Q: How can we be assured that the quality of Animal Health SmartBrief will be as high as that of AVMA News Bytes?
A: We have been working closely with the SmartBrief staff to inform and educate them about the story selection process. Initially, the SmartBrief staff received AVMA News Bytes - both the final draft and the initial list of potential stories. A beta test of Animal Health SmartBrief was sent to a selected audience to allow us to recognize and troubleshoot problems before it was widely distributed. Now that Animal Health SmartBrief has launched, AVMA staff members continue to work with them prior to its release each day to ensure that they continue to select the most relevant stories. We will continue to work with SmartBrief staff as needed to ensure the quality of the product.
Q: Are the stories in Animal Health SmartBrief peer-reviewed before they're included?
A: No. The purpose of Animal Health SmartBrief is to let you know what's out there, and not to provide you with a censored version. You'll be seeing what your clients are reading and your colleagues are doing/saying. We feel this will help you be prepared to effectively discuss the issues with your clients and not be blindsided by them when they come into your practice and ask if you've seen the article about their animal's problem in the newspaper or on the TV news.

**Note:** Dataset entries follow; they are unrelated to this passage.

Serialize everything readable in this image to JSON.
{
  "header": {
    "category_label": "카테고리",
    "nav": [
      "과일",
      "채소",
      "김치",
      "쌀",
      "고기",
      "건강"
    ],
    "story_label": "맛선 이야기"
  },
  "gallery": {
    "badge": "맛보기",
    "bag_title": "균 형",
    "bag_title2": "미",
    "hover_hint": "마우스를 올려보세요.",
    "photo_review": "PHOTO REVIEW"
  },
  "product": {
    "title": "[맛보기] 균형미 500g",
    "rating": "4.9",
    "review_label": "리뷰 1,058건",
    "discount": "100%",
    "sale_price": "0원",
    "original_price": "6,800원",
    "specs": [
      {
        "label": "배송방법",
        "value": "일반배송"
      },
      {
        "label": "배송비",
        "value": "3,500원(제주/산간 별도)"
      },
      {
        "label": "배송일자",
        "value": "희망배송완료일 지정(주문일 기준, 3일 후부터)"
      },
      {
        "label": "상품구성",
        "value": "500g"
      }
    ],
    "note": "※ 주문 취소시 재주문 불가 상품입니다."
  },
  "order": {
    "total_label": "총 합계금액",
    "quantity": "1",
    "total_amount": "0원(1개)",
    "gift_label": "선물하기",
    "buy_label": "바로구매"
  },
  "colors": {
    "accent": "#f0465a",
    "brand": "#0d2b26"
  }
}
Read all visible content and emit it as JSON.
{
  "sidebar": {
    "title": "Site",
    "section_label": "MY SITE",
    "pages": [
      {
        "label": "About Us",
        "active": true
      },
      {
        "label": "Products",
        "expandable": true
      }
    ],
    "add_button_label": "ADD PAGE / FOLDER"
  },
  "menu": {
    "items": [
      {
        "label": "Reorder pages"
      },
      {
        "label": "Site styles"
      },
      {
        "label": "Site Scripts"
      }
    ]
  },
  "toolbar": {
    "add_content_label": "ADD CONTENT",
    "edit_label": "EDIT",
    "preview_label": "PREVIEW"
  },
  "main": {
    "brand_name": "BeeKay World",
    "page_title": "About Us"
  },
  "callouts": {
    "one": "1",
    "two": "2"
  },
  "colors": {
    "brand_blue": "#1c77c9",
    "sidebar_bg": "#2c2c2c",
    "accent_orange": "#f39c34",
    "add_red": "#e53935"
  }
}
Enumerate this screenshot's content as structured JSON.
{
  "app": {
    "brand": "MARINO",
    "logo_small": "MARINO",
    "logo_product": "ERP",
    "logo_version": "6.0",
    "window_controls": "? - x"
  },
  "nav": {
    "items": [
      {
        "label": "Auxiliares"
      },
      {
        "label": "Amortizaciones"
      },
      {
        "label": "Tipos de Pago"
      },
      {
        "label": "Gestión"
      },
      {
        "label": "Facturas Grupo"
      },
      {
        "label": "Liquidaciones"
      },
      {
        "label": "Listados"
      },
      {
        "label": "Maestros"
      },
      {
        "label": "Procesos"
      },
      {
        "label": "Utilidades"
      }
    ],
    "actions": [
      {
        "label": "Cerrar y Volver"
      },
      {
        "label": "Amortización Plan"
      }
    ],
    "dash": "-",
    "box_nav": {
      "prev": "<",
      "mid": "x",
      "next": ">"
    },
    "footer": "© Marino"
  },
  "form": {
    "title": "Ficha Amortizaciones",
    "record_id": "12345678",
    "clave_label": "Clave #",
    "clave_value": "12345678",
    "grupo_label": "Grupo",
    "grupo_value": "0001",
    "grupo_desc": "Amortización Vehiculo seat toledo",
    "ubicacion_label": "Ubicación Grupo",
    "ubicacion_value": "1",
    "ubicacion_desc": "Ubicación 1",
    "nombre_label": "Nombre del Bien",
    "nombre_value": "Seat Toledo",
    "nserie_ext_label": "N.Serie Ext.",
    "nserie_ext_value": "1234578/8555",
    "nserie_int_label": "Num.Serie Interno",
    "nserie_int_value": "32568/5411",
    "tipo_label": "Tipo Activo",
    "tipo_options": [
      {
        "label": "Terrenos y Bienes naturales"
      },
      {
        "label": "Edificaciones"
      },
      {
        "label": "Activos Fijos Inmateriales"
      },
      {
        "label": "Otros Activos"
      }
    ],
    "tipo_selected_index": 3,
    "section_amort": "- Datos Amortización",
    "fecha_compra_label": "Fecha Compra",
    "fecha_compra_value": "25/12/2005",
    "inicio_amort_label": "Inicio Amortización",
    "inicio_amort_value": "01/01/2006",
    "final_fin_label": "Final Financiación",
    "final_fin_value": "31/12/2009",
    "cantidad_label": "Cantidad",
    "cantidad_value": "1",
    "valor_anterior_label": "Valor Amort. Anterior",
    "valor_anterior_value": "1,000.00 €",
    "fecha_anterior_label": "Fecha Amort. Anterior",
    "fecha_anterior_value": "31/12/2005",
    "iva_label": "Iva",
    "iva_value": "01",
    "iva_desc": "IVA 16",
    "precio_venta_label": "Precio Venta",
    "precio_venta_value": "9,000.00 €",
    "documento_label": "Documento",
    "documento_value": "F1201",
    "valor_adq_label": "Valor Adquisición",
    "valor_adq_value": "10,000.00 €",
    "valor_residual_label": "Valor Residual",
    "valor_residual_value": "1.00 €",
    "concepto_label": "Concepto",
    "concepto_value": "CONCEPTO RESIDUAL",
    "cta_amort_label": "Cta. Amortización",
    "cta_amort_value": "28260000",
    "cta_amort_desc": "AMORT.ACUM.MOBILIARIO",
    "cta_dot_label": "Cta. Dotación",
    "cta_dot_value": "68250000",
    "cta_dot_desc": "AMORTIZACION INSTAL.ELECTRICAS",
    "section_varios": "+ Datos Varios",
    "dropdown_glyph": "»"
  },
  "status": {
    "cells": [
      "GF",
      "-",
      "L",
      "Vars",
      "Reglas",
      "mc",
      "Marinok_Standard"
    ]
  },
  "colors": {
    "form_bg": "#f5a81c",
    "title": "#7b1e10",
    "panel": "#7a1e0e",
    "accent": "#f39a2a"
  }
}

That said, SmartBrief's commitment is to include stories that provide balanced coverage of the issue. If an opinion piece is included in Animal Health SmartBrief, it is clearly marked as such.
We have been working and will continue to work with SmartBrief staff to make sure that they are well aware of the relevant issues and that they select stories of interest to the readers.
Q: What is done with the registration information submitted when I subscribe to Animal Health SmartBrief?
A: The AVMA does not share personal information with any third party. SmartBrief, per its Privacy and Legal Information Web page, says it can share aggregated, but not personal, subscriber information for "market research purposes and to improve the quality of the products and services we offer." What does this mean? It means SmartBrief will not provide your email address or other personal information to any third party company. Both SmartBrief and the AVMA will have access to this information but neither will share email or personal information with a third party. They use the collective information for market research, but do not single out your information.
Q: Why does Animal Health SmartBrief contain advertising?
A: The AVMA is not compensating SmartBrief for their role in developing and providing Animal Health SmartBrief. Advertising offsets the costs of overhead and production on SmartBrief's part and can provide revenue. SmartBrief is a for-profit organization that provides e-newsletters in partnership with more than 100 trade associations, professional societies, non-profits and corporations, including the American Academy of Pediatrics, American Nurses Association, American Society of Nuclear Cardiology, American College of Gastroenterology, and the American Society of Plastic Surgeons.
Q: How is advertising solicited?
A: The AVMA does not solicit advertising for Animal Health SmartBrief. SmartBrief has staff members who are responsible for this duty.
Q: Could the AVMA make money off of this partnership?
A: Yes. The revenue generated could provide an additional source of non-dues income to allow the AVMA to continue to expand its services.
2016 American Veterinary Medical Association